Claire Dion Fletcher, is an Indigenous (Potawatomi-Lenape) Registered Midwife practicing in Toronto. She graduated from the Midwifery Education Program (MEP) at Ryerson University.
Claire grew up in Newmarket, Ontario, where she was an active member of Hands of Hope for Children, Guatemala. At Dalhousie University in Halifax, Claire’s interest and commitment to maternal health, particularly midwifery care, grew during her undergraduate studies in Microbiology and International Development.
Claire is known for her strong commitment to community and to reproductive justice. She is dedicated to the growth of Indigenous midwifery in Ontario and the expansion of Indigenous content in the program at Ryerson University.
Claire's focused midwifery commitment is obvious. She is currently the Aboriginal Student Co-coordinator for the Midwifery Education Programme at Ryerson University where she has quietly guided, mentored, supported and led by example.
She is also co-Chair of the Toronto Birth Centre Community Council and sits on the Core Leadership of the National Aboriginal Council of Midwives.
A person widely recognized for her humility, integrity, work ethic and strength of character, Claire has all the hallmarks of a leader and absolutely shines as an example of the best in Ontario Midwifery.
Christine Roy is an Indigenous French-Abenaki Registered Midwife who grew up in Eastern Quebec. She graduated from the Michener pre-registration program in 1992.
Christine, her husband (Attawapiskat Cree First Nation) and their family moved to Puvirnituq to work beside Inuit midwifery students. They returned to Quebec after the sudden loss of their son, where Christine resumed practice and became Midwifery Services Coordinator.
Christine’s dedication to Aboriginal Midwifery took her to Brazil to meet with Amazon Forest midwives, and to Bolivia, Akwesasne and James Bay working on the film ‘Ancestral Women’, exploring ancestral midwifery knowledge of Aymara, Quechua, Mohawk and Cree midwives.
Christine was central to a consultation with all First Nations and Inuit communities of Quebec. This led to the inclusion of an exemption for Aboriginal women within the Quebec Midwifery Act, ensuring First Nations self-determination.
Christine and her family moved back to Attawapiskat and in 2012 she opened Neepeeshowan Midwives.
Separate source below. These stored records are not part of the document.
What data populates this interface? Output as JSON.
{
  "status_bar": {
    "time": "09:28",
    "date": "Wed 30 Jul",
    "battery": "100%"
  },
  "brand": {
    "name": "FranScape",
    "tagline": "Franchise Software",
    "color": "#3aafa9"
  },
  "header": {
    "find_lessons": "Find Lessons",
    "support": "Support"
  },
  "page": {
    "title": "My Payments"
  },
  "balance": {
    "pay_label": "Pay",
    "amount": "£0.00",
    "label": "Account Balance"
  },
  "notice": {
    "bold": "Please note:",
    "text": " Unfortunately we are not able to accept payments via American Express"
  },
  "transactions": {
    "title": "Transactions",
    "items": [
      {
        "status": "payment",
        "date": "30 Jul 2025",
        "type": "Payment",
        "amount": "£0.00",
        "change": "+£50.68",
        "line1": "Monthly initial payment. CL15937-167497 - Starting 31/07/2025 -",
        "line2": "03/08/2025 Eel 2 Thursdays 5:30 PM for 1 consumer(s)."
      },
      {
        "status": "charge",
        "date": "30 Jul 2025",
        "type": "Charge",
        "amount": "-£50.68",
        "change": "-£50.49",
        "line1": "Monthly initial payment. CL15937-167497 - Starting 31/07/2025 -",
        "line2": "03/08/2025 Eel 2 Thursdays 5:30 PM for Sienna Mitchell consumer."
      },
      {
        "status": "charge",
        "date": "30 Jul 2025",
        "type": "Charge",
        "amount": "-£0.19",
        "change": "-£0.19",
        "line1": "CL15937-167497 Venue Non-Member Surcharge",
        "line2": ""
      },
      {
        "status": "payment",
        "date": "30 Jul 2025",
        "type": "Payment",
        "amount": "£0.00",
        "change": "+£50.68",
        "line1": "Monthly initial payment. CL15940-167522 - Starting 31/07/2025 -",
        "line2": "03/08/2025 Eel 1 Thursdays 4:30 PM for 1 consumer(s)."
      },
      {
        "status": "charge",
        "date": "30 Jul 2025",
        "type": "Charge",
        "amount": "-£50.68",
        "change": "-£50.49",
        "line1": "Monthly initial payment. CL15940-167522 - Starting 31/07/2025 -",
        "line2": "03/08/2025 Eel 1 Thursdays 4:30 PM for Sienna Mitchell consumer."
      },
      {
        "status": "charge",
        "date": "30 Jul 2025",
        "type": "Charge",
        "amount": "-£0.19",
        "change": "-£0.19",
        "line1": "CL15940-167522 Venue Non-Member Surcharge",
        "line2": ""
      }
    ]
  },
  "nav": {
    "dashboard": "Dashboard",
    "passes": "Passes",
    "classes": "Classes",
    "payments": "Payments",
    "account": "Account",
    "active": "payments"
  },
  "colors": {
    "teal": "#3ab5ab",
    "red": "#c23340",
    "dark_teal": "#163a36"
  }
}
This practice serves families in the remote fly-in community and is vital to bringing birth back into the community.
The responsibilities and remarkable honour of being a pipe carrier have been passed on to her to deepen the work for healing and empowerment of Aboriginal girls and women.